TO DO
Nothing less than an exact copy of all the records is required.

(Stored entries)
■ ■ ■
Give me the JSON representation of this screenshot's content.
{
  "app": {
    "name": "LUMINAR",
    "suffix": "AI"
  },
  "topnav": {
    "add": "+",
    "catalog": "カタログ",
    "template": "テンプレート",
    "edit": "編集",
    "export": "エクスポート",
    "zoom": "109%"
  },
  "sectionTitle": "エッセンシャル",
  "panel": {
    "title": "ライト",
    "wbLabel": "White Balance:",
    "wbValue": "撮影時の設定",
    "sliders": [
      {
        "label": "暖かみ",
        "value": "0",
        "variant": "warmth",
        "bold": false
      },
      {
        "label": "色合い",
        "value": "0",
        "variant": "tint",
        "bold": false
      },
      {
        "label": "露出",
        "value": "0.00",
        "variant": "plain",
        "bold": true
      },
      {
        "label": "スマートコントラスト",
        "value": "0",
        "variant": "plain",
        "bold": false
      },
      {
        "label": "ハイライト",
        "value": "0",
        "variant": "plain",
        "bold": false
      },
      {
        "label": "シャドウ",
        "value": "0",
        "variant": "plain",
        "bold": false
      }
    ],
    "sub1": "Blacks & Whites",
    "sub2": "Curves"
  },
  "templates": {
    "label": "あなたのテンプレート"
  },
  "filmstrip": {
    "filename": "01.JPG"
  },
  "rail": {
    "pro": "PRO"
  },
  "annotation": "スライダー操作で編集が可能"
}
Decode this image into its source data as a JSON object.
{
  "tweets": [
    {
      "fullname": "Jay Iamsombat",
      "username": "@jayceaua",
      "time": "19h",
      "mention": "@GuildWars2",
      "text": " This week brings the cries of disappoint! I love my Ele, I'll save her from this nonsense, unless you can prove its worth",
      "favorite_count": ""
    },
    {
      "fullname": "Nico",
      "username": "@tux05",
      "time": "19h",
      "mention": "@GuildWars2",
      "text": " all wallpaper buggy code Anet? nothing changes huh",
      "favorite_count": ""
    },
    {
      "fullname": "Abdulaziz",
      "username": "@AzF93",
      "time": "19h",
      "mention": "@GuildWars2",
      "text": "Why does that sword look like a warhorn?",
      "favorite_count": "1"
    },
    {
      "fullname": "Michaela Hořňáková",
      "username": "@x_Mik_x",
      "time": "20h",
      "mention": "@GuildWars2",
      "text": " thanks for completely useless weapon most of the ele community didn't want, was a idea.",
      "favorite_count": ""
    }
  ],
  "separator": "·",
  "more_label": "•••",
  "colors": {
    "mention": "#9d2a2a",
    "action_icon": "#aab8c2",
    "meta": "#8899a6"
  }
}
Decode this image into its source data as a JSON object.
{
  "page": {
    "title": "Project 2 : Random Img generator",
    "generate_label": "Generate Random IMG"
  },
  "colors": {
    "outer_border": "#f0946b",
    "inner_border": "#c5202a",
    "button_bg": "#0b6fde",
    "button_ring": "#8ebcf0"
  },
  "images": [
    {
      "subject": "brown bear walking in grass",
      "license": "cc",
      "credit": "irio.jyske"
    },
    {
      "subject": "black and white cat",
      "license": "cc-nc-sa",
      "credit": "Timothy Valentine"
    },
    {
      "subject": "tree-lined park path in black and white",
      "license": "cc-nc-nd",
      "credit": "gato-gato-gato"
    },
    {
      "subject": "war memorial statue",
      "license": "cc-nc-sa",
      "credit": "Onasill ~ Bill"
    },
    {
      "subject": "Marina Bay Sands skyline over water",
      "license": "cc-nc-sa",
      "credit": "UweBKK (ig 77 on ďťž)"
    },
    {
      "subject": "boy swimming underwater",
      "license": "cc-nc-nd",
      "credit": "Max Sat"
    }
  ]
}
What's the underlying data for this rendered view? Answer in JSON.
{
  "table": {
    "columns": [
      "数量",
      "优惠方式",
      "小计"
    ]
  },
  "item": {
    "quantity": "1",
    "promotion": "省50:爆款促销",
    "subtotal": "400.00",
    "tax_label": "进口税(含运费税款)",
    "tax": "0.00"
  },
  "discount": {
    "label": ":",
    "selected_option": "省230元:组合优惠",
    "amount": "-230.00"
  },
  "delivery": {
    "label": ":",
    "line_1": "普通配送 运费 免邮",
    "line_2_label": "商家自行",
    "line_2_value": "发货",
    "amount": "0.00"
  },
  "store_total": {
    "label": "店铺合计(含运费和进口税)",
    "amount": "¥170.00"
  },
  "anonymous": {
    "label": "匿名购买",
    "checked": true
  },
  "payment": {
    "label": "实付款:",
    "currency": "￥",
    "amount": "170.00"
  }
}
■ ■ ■
ANSWER FOR THIS EXERCISE
Give me the JSON representation of this screenshot's content.
{
  "app": {
    "name": "LUMINAR",
    "suffix": "AI"
  },
  "topnav": {
    "add": "+",
    "catalog": "カタログ",
    "template": "テンプレート",
    "edit": "編集",
    "export": "エクスポート",
    "zoom": "109%"
  },
  "sectionTitle": "エッセンシャル",
  "panel": {
    "title": "ライト",
    "wbLabel": "White Balance:",
    "wbValue": "撮影時の設定",
    "sliders": [
      {
        "label": "暖かみ",
        "value": "0",
        "variant": "warmth",
        "bold": false
      },
      {
        "label": "色合い",
        "value": "0",
        "variant": "tint",
        "bold": false
      },
      {
        "label": "露出",
        "value": "0.00",
        "variant": "plain",
        "bold": true
      },
      {
        "label": "スマートコントラスト",
        "value": "0",
        "variant": "plain",
        "bold": false
      },
      {
        "label": "ハイライト",
        "value": "0",
        "variant": "plain",
        "bold": false
      },
      {
        "label": "シャドウ",
        "value": "0",
        "variant": "plain",
        "bold": false
      }
    ],
    "sub1": "Blacks & Whites",
    "sub2": "Curves"
  },
  "templates": {
    "label": "あなたのテンプレート"
  },
  "filmstrip": {
    "filename": "01.JPG"
  },
  "rail": {
    "pro": "PRO"
  },
  "annotation": "スライダー操作で編集が可能"
}
Decode this image into its source data as a JSON object.
{
  "tweets": [
    {
      "fullname": "Jay Iamsombat",
      "username": "@jayceaua",
      "time": "19h",
      "mention": "@GuildWars2",
      "text": " This week brings the cries of disappoint! I love my Ele, I'll save her from this nonsense, unless you can prove its worth",
      "favorite_count": ""
    },
    {
      "fullname": "Nico",
      "username": "@tux05",
      "time": "19h",
      "mention": "@GuildWars2",
      "text": " all wallpaper buggy code Anet? nothing changes huh",
      "favorite_count": ""
    },
    {
      "fullname": "Abdulaziz",
      "username": "@AzF93",
      "time": "19h",
      "mention": "@GuildWars2",
      "text": "Why does that sword look like a warhorn?",
      "favorite_count": "1"
    },
    {
      "fullname": "Michaela Hořňáková",
      "username": "@x_Mik_x",
      "time": "20h",
      "mention": "@GuildWars2",
      "text": " thanks for completely useless weapon most of the ele community didn't want, was a idea.",
      "favorite_count": ""
    }
  ],
  "separator": "·",
  "more_label": "•••",
  "colors": {
    "mention": "#9d2a2a",
    "action_icon": "#aab8c2",
    "meta": "#8899a6"
  }
}
Decode this image into its source data as a JSON object.
{
  "page": {
    "title": "Project 2 : Random Img generator",
    "generate_label": "Generate Random IMG"
  },
  "colors": {
    "outer_border": "#f0946b",
    "inner_border": "#c5202a",
    "button_bg": "#0b6fde",
    "button_ring": "#8ebcf0"
  },
  "images": [
    {
      "subject": "brown bear walking in grass",
      "license": "cc",
      "credit": "irio.jyske"
    },
    {
      "subject": "black and white cat",
      "license": "cc-nc-sa",
      "credit": "Timothy Valentine"
    },
    {
      "subject": "tree-lined park path in black and white",
      "license": "cc-nc-nd",
      "credit": "gato-gato-gato"
    },
    {
      "subject": "war memorial statue",
      "license": "cc-nc-sa",
      "credit": "Onasill ~ Bill"
    },
    {
      "subject": "Marina Bay Sands skyline over water",
      "license": "cc-nc-sa",
      "credit": "UweBKK (ig 77 on ďťž)"
    },
    {
      "subject": "boy swimming underwater",
      "license": "cc-nc-nd",
      "credit": "Max Sat"
    }
  ]
}
What's the underlying data for this rendered view? Answer in JSON.
{
  "table": {
    "columns": [
      "数量",
      "优惠方式",
      "小计"
    ]
  },
  "item": {
    "quantity": "1",
    "promotion": "省50:爆款促销",
    "subtotal": "400.00",
    "tax_label": "进口税(含运费税款)",
    "tax": "0.00"
  },
  "discount": {
    "label": ":",
    "selected_option": "省230元:组合优惠",
    "amount": "-230.00"
  },
  "delivery": {
    "label": ":",
    "line_1": "普通配送 运费 免邮",
    "line_2_label": "商家自行",
    "line_2_value": "发货",
    "amount": "0.00"
  },
  "store_total": {
    "label": "店铺合计(含运费和进口税)",
    "amount": "¥170.00"
  },
  "anonymous": {
    "label": "匿名购买",
    "checked": true
  },
  "payment": {
    "label": "实付款:",
    "currency": "￥",
    "amount": "170.00"
  }
}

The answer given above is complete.